This mixed-methods study included 10 in-depth qualitative interviews and 490 surveys in a nationally representative sample of unscreened Black individuals age? = 45. Messages were developed based on American Cancer Society (ACS) and National Colorectal Cancer Roundtable (NCCRT) research findings, tested among Black individuals using MaxDiff analytic methods, and reviewed by a multi-sector expert advisory committee of NCCRT members.
The most frequently reported screening barrier in all age groups was self-reported procrastination (40.0% in age 45-49, 42.8% for age 50-54, 34.2% for age? = 55). Reasons for procrastination varied by age and included financial concerns, COVID-19 concerns, and fear of the test and bowel preparation. Additional screening barriers included lack of symptoms, provider recommendation, and family history of CRC. Most individuals age 45-49 preferred to receive screening information from a healthcare provider (57.5%); however, only 20% reported that a provider had initiated a screening conversation.

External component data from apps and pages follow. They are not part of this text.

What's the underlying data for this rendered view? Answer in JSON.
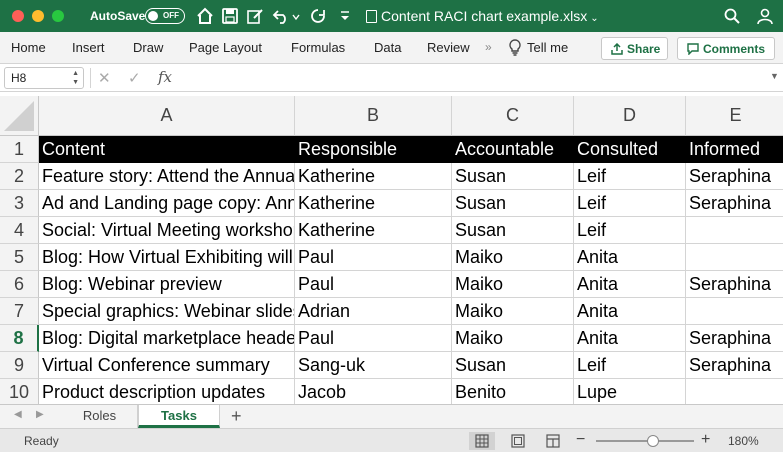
{
  "titlebar": {
    "autosave_label": "AutoSave",
    "autosave_state": "OFF",
    "doc_title": "Content RACI chart example.xlsx"
  },
  "ribbon": {
    "tabs": [
      "Home",
      "Insert",
      "Draw",
      "Page Layout",
      "Formulas",
      "Data",
      "Review"
    ],
    "overflow": "»",
    "tell_me": "Tell me",
    "share_label": "Share",
    "comments_label": "Comments"
  },
  "formula_bar": {
    "name_box": "H8",
    "cancel_glyph": "✕",
    "enter_glyph": "✓",
    "fx_label": "fx",
    "formula": ""
  },
  "grid": {
    "columns": [
      "A",
      "B",
      "C",
      "D",
      "E"
    ],
    "row_numbers": [
      "1",
      "2",
      "3",
      "4",
      "5",
      "6",
      "7",
      "8",
      "9",
      "10"
    ],
    "selected_row": "8",
    "rows": [
      [
        "Content",
        "Responsible",
        "Accountable",
        "Consulted",
        "Informed"
      ],
      [
        "Feature story: Attend the Annual Virtual Conference",
        "Katherine",
        "Susan",
        "Leif",
        "Seraphina"
      ],
      [
        "Ad and Landing page copy: Annual Virtual Conference",
        "Katherine",
        "Susan",
        "Leif",
        "Seraphina"
      ],
      [
        "Social: Virtual Meeting workshop",
        "Katherine",
        "Susan",
        "Leif",
        ""
      ],
      [
        "Blog: How Virtual Exhibiting will change",
        "Paul",
        "Maiko",
        "Anita",
        ""
      ],
      [
        "Blog: Webinar preview",
        "Paul",
        "Maiko",
        "Anita",
        "Seraphina"
      ],
      [
        "Special graphics: Webinar slides",
        "Adrian",
        "Maiko",
        "Anita",
        ""
      ],
      [
        "Blog: Digital marketplace header",
        "Paul",
        "Maiko",
        "Anita",
        "Seraphina"
      ],
      [
        "Virtual Conference summary",
        "Sang-uk",
        "Susan",
        "Leif",
        "Seraphina"
      ],
      [
        "Product description updates",
        "Jacob",
        "Benito",
        "Lupe",
        ""
      ]
    ]
  },
  "sheets": {
    "tabs": [
      "Roles",
      "Tasks"
    ],
    "active": "Tasks",
    "add_glyph": "+",
    "prev_glyph": "◀",
    "next_glyph": "▶"
  },
  "status": {
    "text": "Ready",
    "zoom_minus": "−",
    "zoom_plus": "+",
    "zoom": "180%",
    "zoom_level_fraction": 0.58
  },
  "colors": {
    "accent": "#1e7145",
    "header_fill": "#000000",
    "header_text": "#ffffff"
  },
  "icons": [
    "home-icon",
    "save-icon",
    "edit-icon",
    "undo-icon",
    "redo-icon",
    "customize-toolbar-icon",
    "search-icon",
    "account-icon",
    "lightbulb-icon",
    "share-icon",
    "comment-icon",
    "normal-view-icon",
    "page-layout-view-icon",
    "page-break-view-icon"
  ]
}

We identified age-specific barriers to CRC screening and tailored messaging to motivate participation among unscreened Black people age? = 45. Findings informed the development of the NCCRT and ACS guidebook for organizations and institutions aiming to increase CRC screening participation in Black individuals.